INSTRUCTIONS TO FOLLOW: Your answer should be every line of the records that contains the word "JSON".

TASK MATERIAL:
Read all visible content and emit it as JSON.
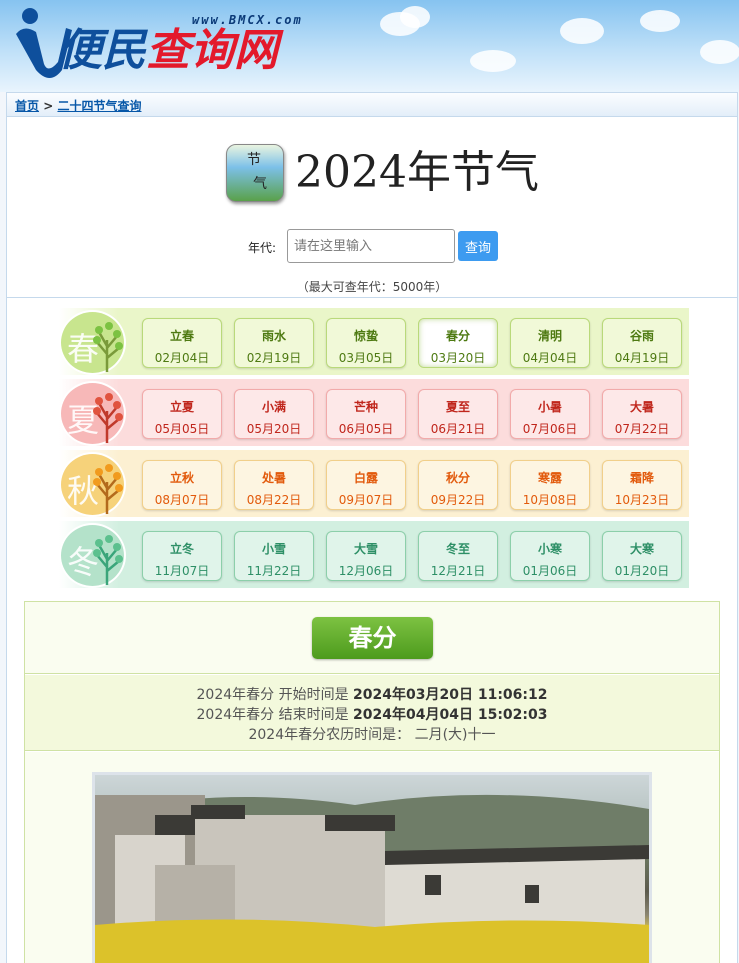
{
  "header": {
    "logo_url": "www.BMCX.com",
    "logo_text_a": "便民",
    "logo_text_b": "查询网"
  },
  "breadcrumb": {
    "home": "首页",
    "separator": ">",
    "current": "二十四节气查询"
  },
  "title": {
    "icon_chars": [
      "节",
      "气"
    ],
    "text": "2024年节气"
  },
  "search": {
    "label": "年代:",
    "placeholder": "请在这里输入",
    "button": "查询",
    "note": "（最大可查年代：5000年）"
  },
  "seasons": [
    {
      "name": "春",
      "row_bg": "#eaf6c9",
      "badge_bg": "#c8e58e",
      "term_bg": "#f1f9d8",
      "term_border": "#b9d97a",
      "term_color": "#4e7a12",
      "terms": [
        {
          "name": "立春",
          "date": "02月04日"
        },
        {
          "name": "雨水",
          "date": "02月19日"
        },
        {
          "name": "惊蛰",
          "date": "03月05日"
        },
        {
          "name": "春分",
          "date": "03月20日",
          "selected": true
        },
        {
          "name": "清明",
          "date": "04月04日"
        },
        {
          "name": "谷雨",
          "date": "04月19日"
        }
      ]
    },
    {
      "name": "夏",
      "row_bg": "#fcdcdc",
      "badge_bg": "#f7b8b8",
      "term_bg": "#fde8e8",
      "term_border": "#f2aaaa",
      "term_color": "#c0261c",
      "terms": [
        {
          "name": "立夏",
          "date": "05月05日"
        },
        {
          "name": "小满",
          "date": "05月20日"
        },
        {
          "name": "芒种",
          "date": "06月05日"
        },
        {
          "name": "夏至",
          "date": "06月21日"
        },
        {
          "name": "小暑",
          "date": "07月06日"
        },
        {
          "name": "大暑",
          "date": "07月22日"
        }
      ]
    },
    {
      "name": "秋",
      "row_bg": "#fcf0d2",
      "badge_bg": "#f6d27a",
      "term_bg": "#fdf5e1",
      "term_border": "#f1cf8a",
      "term_color": "#e25a0c",
      "terms": [
        {
          "name": "立秋",
          "date": "08月07日"
        },
        {
          "name": "处暑",
          "date": "08月22日"
        },
        {
          "name": "白露",
          "date": "09月07日"
        },
        {
          "name": "秋分",
          "date": "09月22日"
        },
        {
          "name": "寒露",
          "date": "10月08日"
        },
        {
          "name": "霜降",
          "date": "10月23日"
        }
      ]
    },
    {
      "name": "冬",
      "row_bg": "#d2efe0",
      "badge_bg": "#b4e2ca",
      "term_bg": "#e0f4ea",
      "term_border": "#8ccfaa",
      "term_color": "#2d8f66",
      "terms": [
        {
          "name": "立冬",
          "date": "11月07日"
        },
        {
          "name": "小雪",
          "date": "11月22日"
        },
        {
          "name": "大雪",
          "date": "12月06日"
        },
        {
          "name": "冬至",
          "date": "12月21日"
        },
        {
          "name": "小寒",
          "date": "01月06日"
        },
        {
          "name": "大寒",
          "date": "01月20日"
        }
      ]
    }
  ],
  "detail": {
    "title": "春分",
    "start_prefix": "2024年春分 开始时间是",
    "start_value": "2024年03月20日 11:06:12",
    "end_prefix": "2024年春分 结束时间是",
    "end_value": "2024年04月04日 15:02:03",
    "lunar_line": "2024年春分农历时间是：  二月(大)十一"
  }
}
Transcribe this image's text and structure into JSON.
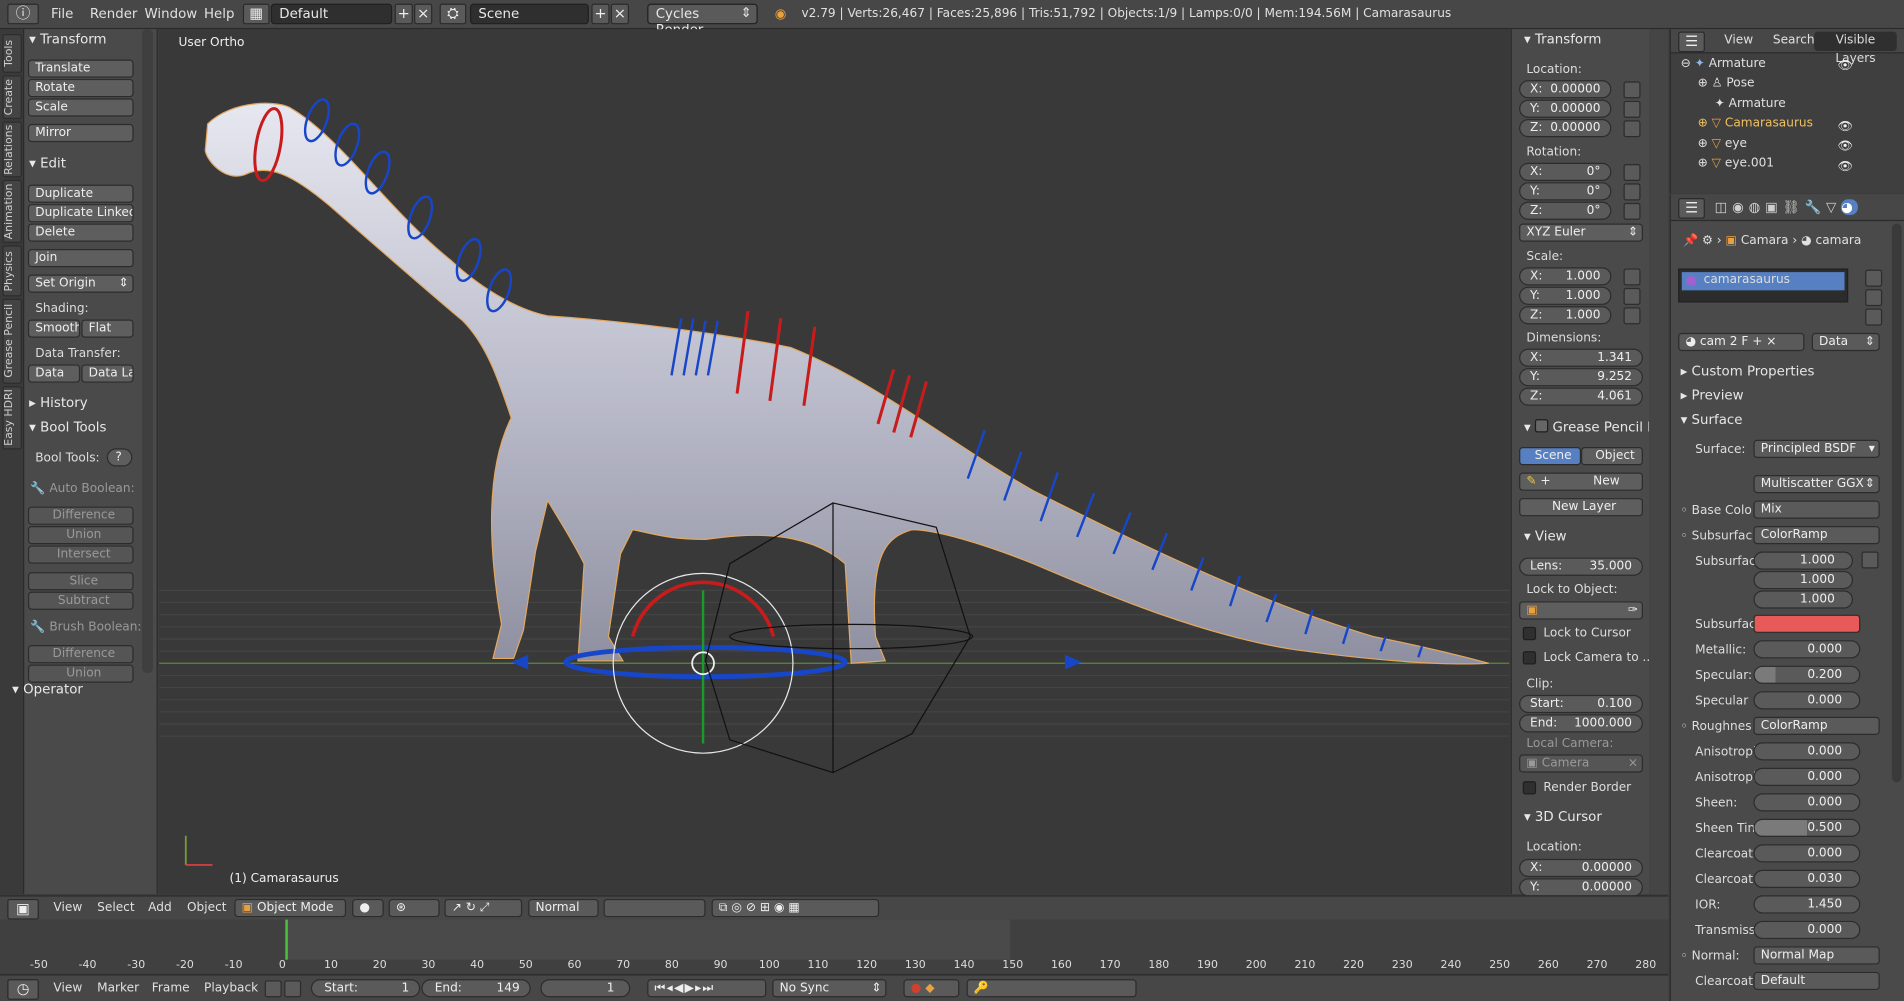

RESPONSE FOR THIS EXERCISE:
Read all visible content and emit it as JSON.
Transcribe this image's text and structure into JSON.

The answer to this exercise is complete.